    Thanks, April. I agree with you about the quality control factor, and yet it feels like a huge gamble to invest money in editing, cover design, etc.  I self-published a novel that I revised based on feedback from my writing group, and then I paid for a cover and formatting.  This had become my first choice mainly because I didn't feel I wanted to waste a year of my life querying agents in an impossible market (I had already tried that with a previous book and the process was quite time-consuming). As a copy-editor myself, I thought I'd done a pretty good job on the manuscript, but there were still a few minor errors I missed (although fewer than in many traditionally published books I've seen). However, I've begun to feel that my book may need to be a bit tighter (shorter, less interior monologue) to appeal to mainstream readers (it straddles that line between literary and mainstream women's fiction).  So, I'm actually planning to pay an editor now with the goal of doing a revised ebook and a paperback version.  However, the marketing is such a challenge that I often wonder if self-publishing was a good choice.  It seems to work well for genre fiction (such as romance), but less so for literary and mainstream fiction. It is just really hard to know how to reach readers without wasting one's time engaging excessively in social media--which takes me away from the reading and writing I truly love.  I look forward to reading more from you on this issue. 

  • April Eberhardt

    Thanks for your comment and question, Kelly. There are a couple of things I hope to change: first, I want to upend the lingering perception by some that indie publishing isn't as legitimate as traditional. To make that happen, we need to work together to ensure that the quality of indie work is every bit as good as, if not better than, legacy-published work. That typically involves working with partners in some capacity. Second, my dream is for authors to make indie publishing their first choice, rather than an option of last resort, so that you can enjoy the satisfaction and profit of controlling your own literary destiny.I'll be speaking to this issue more on Monday..stay tuned!

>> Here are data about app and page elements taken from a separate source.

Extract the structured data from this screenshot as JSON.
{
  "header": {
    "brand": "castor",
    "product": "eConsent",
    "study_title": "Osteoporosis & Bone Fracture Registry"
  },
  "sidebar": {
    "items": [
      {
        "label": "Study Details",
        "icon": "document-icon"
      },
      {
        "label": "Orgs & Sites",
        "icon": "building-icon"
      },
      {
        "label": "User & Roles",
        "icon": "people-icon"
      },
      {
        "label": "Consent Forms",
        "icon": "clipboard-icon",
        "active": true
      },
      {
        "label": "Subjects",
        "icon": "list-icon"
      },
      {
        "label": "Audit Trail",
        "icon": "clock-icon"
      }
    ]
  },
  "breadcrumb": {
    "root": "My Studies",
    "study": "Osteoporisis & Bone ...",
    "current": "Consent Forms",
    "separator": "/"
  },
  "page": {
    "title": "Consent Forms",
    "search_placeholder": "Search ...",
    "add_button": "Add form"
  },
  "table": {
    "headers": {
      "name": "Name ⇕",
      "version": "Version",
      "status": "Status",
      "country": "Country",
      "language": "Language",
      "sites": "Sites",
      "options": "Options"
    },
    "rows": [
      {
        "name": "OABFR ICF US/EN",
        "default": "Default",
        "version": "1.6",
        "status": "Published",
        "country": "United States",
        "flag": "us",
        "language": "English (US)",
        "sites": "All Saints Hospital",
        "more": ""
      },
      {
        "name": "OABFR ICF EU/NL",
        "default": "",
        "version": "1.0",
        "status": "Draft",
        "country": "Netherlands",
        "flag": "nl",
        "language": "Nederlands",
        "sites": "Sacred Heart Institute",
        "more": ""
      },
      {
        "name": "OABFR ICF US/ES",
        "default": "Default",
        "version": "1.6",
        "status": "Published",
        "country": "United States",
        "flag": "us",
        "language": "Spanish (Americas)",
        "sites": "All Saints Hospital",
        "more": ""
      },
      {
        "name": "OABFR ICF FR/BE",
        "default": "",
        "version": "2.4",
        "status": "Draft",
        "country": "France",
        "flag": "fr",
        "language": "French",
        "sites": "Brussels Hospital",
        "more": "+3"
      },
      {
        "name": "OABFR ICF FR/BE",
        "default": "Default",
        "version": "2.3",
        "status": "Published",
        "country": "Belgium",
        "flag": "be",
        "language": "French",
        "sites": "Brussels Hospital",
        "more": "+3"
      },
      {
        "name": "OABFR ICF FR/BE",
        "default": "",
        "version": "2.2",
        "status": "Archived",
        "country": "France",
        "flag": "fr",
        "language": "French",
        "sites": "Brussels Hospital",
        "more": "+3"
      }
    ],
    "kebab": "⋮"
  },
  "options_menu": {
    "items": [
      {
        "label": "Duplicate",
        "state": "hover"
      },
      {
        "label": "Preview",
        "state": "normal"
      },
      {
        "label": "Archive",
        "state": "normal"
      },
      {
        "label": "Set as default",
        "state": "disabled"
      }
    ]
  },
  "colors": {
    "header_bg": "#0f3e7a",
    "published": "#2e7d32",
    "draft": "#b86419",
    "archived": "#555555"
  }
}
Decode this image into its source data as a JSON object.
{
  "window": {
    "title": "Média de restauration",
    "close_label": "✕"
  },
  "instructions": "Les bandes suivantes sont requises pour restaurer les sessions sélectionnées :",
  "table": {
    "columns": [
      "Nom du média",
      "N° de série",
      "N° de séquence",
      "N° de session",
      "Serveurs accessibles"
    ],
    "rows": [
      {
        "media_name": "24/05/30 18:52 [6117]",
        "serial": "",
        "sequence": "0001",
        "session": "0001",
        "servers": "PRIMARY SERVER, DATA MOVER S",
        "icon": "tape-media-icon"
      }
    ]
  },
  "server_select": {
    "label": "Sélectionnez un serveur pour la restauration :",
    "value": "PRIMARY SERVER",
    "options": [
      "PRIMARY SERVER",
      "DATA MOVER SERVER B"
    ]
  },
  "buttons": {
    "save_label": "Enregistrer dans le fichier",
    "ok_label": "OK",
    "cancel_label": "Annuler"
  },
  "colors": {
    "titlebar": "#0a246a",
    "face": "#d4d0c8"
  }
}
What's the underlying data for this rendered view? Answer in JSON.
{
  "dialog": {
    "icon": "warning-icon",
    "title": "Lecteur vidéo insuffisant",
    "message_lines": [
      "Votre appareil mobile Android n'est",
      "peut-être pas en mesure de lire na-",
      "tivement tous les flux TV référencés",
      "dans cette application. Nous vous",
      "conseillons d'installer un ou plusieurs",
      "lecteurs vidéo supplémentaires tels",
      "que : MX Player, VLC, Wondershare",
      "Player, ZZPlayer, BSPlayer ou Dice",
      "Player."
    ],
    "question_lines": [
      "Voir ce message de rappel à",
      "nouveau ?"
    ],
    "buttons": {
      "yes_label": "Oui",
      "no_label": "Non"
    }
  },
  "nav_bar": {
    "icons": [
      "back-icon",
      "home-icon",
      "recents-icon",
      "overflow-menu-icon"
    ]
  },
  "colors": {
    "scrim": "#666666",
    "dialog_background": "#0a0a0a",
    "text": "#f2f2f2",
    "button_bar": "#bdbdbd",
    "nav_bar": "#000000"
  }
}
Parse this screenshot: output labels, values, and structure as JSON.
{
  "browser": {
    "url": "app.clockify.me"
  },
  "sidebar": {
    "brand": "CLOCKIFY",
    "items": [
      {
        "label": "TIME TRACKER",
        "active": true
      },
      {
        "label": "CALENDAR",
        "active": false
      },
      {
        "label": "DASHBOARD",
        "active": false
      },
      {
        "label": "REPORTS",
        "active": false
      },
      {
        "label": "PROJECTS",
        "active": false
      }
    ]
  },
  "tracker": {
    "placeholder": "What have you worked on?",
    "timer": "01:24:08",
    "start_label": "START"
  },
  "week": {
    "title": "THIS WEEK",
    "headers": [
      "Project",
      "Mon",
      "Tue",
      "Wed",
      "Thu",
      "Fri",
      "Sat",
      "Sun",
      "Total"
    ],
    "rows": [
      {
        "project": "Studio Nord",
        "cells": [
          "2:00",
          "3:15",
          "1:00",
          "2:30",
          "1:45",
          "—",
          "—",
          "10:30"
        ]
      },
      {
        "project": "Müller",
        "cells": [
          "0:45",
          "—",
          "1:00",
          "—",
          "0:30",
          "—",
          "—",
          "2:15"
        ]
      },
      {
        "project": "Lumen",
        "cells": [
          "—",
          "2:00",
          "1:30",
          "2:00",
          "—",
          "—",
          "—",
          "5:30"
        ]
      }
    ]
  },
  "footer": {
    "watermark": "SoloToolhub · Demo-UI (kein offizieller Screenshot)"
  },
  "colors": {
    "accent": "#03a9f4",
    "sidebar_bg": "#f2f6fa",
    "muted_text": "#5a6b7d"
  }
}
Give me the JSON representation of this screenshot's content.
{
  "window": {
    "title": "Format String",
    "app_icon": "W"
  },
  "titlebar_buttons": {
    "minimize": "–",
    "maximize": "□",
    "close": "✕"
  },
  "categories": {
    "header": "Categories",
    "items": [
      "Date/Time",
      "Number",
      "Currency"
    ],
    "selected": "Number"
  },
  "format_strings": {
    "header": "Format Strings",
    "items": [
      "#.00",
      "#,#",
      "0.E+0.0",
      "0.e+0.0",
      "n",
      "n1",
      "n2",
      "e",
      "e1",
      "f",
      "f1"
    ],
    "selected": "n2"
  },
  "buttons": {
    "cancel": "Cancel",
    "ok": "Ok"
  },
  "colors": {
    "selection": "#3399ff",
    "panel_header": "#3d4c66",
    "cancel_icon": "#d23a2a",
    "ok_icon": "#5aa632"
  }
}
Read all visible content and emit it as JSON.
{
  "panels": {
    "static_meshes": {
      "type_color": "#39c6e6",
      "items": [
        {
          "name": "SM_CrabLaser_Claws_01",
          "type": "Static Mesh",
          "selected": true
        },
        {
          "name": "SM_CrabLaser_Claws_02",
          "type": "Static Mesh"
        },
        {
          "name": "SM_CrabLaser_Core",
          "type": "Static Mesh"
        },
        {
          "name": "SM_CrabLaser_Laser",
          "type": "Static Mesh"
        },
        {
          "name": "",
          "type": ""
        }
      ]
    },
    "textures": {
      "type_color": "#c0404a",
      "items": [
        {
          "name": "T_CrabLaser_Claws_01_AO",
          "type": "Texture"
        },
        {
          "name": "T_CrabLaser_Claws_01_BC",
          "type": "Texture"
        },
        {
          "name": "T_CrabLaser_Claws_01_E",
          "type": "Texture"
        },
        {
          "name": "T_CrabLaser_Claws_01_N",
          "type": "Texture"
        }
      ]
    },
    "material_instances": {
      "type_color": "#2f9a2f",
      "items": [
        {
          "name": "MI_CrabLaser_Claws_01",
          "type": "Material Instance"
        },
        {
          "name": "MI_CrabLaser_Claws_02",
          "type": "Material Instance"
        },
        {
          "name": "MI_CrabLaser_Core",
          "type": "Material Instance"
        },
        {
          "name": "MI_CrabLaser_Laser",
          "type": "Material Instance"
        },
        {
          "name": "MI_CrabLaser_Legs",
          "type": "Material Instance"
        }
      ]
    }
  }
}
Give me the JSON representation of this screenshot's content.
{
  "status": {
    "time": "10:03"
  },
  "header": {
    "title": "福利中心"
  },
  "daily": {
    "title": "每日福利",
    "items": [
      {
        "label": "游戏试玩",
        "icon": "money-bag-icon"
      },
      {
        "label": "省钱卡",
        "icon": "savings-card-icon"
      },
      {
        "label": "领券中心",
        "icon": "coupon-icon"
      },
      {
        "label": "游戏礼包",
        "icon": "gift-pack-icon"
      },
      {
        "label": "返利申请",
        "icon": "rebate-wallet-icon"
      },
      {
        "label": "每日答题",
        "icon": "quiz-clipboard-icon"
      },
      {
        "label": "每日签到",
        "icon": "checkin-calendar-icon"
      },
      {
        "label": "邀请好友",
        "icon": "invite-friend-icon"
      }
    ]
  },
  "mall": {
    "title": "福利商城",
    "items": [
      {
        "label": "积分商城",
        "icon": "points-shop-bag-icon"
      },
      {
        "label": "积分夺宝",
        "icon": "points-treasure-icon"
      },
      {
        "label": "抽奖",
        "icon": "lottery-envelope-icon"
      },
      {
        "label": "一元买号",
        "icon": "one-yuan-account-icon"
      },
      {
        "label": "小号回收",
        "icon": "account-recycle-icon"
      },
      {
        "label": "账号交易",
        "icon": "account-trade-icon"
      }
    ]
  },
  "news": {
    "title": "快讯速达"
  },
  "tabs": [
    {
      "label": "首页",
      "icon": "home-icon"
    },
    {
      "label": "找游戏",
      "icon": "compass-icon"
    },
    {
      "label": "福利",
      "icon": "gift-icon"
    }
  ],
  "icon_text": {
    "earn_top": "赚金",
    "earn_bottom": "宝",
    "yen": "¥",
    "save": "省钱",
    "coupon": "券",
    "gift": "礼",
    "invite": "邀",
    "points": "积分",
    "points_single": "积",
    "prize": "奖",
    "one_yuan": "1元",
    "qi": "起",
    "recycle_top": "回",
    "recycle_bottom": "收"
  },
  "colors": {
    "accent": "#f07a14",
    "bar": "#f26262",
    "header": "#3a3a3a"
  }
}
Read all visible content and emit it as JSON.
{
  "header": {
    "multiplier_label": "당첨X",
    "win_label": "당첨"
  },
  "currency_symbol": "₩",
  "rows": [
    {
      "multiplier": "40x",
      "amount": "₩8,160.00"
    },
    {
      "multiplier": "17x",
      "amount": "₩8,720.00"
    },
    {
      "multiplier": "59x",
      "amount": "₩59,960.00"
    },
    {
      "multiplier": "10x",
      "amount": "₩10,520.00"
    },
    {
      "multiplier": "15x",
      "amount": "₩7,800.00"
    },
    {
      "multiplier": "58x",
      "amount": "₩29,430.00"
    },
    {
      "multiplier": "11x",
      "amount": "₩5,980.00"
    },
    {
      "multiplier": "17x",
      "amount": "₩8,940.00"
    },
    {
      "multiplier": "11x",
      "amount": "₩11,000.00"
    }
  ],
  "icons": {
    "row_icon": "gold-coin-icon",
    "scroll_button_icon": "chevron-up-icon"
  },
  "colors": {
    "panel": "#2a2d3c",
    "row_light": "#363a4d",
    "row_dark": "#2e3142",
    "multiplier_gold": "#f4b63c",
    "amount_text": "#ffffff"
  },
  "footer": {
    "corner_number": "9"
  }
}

  • Kelly Hand

    April, Literary Change Agent and Author Advocate is a great title.  I guess my question would be what do you want to change and what do you think is best for authors?  Which approach empowers authors and brings them the readers they want?  To me, the two extremes of self-publishing and traditional publishing seem most appealing, but as you say the latter is difficult to achieve.

  • April Eberhardt

    Hi, Jo Anne and Marta--Thanks for your thoughtful comments and questions. I'll post a more detailed reply soon on the topics you raise, but I agree that there is much blurring of terms right now. The main factor differentiating reputable publishing partners from ones you want to avoid is that reputable ones reveal upfront what services they will provide, and what they will charge for doing so. (To your question, Marta--there will be a cost to you, since you are partnering with the publisher to provide services, but those costs it should be clearly revealed, and spelled out in a contract.)  Another differentiator is distribution--reputable partner publishers provide distribution for your book. They don't just deliver you boxes of books which you're then responsible for selling and distributing. More to come on this important topic...meanwhile, please keep the questions coming!    

  • Thanks, April. This lays out the options very clearly.

    I've heard some pretty nasty things about vanity presses recently; it's hard to know where the partner-publishing or package-publishing leaves off and vanity presses begin.

  • Very good article, never heard of Partner Publishing how does one find a publishing partner that does not charge up-front?